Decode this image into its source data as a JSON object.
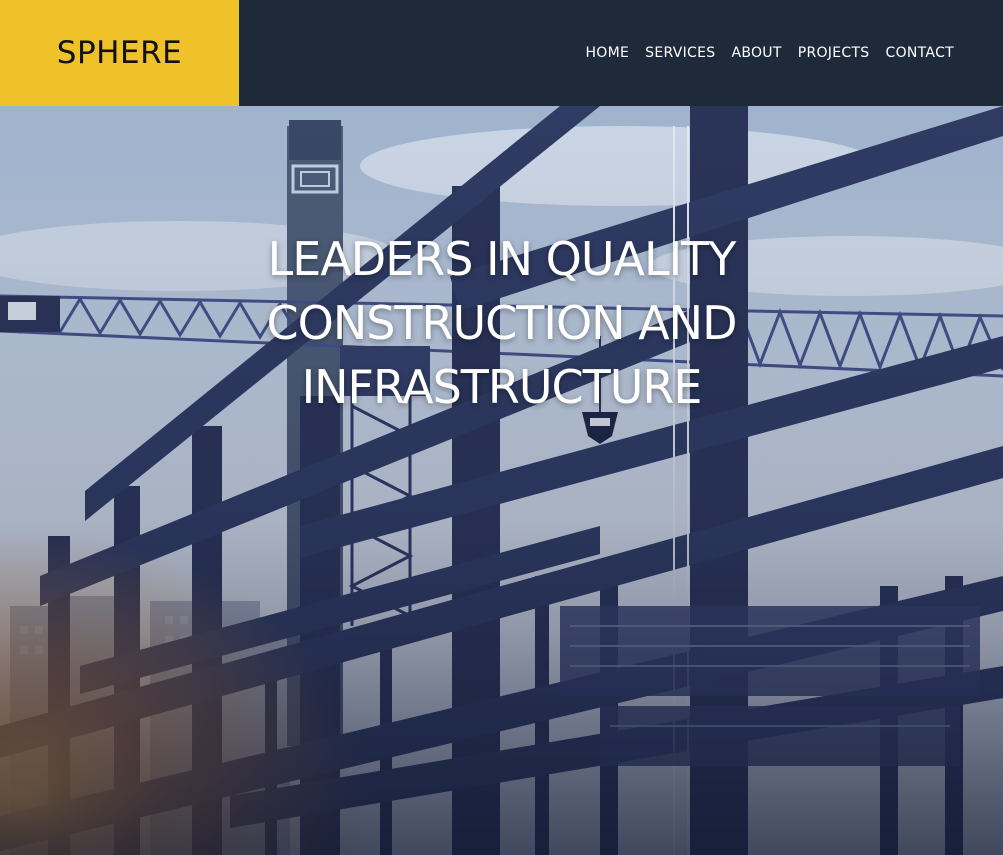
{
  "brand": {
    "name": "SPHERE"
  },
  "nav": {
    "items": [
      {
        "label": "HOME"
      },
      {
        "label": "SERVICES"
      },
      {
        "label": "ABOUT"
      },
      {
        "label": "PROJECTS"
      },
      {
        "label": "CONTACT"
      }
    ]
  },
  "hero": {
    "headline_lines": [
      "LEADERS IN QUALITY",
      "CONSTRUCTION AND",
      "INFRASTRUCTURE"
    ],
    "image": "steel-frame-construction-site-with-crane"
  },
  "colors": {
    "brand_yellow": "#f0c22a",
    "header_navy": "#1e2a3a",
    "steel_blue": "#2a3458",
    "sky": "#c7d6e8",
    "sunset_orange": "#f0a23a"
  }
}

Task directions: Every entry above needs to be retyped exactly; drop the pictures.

Exercise result:
Decode this image into its source data as a JSON object.
{
  "brand": {
    "name": "SPHERE"
  },
  "nav": {
    "items": [
      {
        "label": "HOME"
      },
      {
        "label": "SERVICES"
      },
      {
        "label": "ABOUT"
      },
      {
        "label": "PROJECTS"
      },
      {
        "label": "CONTACT"
      }
    ]
  },
  "hero": {
    "headline_lines": [
      "LEADERS IN QUALITY",
      "CONSTRUCTION AND",
      "INFRASTRUCTURE"
    ],
    "image": "steel-frame-construction-site-with-crane"
  },
  "colors": {
    "brand_yellow": "#f0c22a",
    "header_navy": "#1e2a3a",
    "steel_blue": "#2a3458",
    "sky": "#c7d6e8",
    "sunset_orange": "#f0a23a"
  }
}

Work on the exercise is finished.